- Income from wages, dividends, interest or business: Forms W-2, 1099, and K-1, bank statements, brokerage statements
- Investments: Forms 1099 and 2439, brokerage statements, mutual fund statements
- Deductions and credits (child care expenses, medical and dental expenses, business use of home, charitable gifts, vehicle sales tax, alimony): Receipts, invoices, mileage logs, bank or credit card statements, canceled checks
- Home and property: Closing statements, invoices, proof of payment, insurance records, receipts for improvements
Knowing what information to save and for how long can be confusing. As a general rule of thumb, keep tax returns and related documents for at least three years from the April 15 filing deadline.
- Tax return forms and schedules plus all information to support what you claimed on your return, especially records related to property, investments, or business assets (for depreciation). While there are exceptions, the IRS has 3 years to assess additional tax and audit returns. Three years is also the amount of time you have to amend your return.
- Many income-taxing states have an additional year to audit individual returns.
- Forms W-2, 1099, etc. because the IRS has six years to contact you if you've failed to report income.
- Any information regarding loss from worthless securities or bad debts.
Business owners should keep tax information for at least four years. That includes employment records, gross receipts, invoices, bank statements, proofs of purchase, asset records, databases, emails and even voicemails.
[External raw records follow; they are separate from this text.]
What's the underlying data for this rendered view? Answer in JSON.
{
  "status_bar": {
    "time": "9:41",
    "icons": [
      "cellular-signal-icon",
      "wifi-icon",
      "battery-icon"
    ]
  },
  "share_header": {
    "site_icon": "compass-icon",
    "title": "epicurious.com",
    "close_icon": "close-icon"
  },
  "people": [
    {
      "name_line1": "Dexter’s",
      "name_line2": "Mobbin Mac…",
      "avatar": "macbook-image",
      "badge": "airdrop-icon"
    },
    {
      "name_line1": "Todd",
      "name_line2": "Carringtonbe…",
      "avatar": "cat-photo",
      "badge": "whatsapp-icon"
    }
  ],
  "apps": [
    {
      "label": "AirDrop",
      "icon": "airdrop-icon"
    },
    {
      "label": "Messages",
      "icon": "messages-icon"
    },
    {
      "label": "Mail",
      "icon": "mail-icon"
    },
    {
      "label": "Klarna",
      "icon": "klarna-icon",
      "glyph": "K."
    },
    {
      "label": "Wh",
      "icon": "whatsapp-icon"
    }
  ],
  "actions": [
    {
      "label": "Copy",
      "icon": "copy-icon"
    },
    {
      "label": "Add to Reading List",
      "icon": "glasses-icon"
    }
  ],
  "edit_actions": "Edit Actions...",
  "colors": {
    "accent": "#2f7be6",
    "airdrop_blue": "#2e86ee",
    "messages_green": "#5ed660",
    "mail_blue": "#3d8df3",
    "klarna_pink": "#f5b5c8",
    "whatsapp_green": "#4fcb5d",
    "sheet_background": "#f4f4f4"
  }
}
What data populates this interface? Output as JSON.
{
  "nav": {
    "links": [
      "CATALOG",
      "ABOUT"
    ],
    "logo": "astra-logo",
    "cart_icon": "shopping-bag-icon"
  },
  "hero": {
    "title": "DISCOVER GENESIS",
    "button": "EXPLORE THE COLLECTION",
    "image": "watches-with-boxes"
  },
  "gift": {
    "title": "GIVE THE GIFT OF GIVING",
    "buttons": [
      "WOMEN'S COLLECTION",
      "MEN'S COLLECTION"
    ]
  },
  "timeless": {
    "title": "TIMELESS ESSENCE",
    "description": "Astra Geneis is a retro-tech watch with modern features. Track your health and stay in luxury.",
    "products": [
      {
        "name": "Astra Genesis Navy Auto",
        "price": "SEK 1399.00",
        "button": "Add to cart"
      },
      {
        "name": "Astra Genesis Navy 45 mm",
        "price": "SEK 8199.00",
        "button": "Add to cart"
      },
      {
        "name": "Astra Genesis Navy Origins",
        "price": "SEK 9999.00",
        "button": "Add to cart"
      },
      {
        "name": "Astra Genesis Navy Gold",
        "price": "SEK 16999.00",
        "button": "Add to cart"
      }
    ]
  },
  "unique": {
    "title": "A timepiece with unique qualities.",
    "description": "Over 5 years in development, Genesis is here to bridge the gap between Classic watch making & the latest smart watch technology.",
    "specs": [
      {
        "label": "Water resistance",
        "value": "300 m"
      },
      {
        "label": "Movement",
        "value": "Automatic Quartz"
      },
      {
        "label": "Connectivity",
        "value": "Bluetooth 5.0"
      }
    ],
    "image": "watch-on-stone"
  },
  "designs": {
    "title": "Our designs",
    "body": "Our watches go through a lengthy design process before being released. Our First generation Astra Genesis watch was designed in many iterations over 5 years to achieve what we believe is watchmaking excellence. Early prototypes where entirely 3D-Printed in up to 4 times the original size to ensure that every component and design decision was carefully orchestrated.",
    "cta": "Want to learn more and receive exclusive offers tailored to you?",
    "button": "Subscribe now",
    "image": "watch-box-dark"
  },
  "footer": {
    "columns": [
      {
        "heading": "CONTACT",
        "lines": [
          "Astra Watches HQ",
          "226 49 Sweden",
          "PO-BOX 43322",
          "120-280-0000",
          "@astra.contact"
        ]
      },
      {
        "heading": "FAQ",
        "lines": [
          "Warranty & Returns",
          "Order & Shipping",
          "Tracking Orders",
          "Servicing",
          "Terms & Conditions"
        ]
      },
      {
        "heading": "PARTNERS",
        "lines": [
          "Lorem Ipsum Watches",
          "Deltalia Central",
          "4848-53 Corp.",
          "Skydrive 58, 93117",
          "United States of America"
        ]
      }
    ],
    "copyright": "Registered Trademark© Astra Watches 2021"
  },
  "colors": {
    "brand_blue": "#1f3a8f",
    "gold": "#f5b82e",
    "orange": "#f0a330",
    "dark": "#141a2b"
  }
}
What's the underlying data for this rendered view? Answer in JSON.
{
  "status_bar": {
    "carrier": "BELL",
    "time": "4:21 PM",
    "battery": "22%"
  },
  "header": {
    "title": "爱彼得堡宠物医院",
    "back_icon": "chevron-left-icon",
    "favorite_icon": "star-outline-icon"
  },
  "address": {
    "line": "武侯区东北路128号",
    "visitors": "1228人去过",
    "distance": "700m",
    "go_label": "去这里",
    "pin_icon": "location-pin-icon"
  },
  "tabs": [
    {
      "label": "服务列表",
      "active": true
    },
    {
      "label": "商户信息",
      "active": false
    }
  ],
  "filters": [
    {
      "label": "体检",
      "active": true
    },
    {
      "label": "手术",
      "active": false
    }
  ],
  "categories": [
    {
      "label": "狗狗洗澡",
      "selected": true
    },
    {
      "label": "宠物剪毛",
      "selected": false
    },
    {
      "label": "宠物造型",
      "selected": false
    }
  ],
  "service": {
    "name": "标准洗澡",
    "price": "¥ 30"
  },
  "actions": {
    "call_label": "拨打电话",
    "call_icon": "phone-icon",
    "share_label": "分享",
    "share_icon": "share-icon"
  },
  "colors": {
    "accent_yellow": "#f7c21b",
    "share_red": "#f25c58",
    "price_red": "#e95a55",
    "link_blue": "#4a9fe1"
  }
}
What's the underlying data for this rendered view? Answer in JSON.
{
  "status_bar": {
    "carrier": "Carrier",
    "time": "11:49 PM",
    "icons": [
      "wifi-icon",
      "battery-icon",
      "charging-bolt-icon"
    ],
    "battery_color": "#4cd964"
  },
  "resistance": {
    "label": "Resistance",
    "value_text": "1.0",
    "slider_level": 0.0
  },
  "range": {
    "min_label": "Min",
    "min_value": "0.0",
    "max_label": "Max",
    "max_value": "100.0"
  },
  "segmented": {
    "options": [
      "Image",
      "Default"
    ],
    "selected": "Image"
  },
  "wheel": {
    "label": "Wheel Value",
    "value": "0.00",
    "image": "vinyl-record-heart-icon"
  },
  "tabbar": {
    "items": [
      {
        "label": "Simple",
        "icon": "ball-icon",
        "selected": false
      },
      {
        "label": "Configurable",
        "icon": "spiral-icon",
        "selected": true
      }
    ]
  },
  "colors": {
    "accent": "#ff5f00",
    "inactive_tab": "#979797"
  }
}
Any other documents that you do not wish to keep should be properly disposed of by shredding. Contact us today to help you properly dispose of your unneeded tax documents.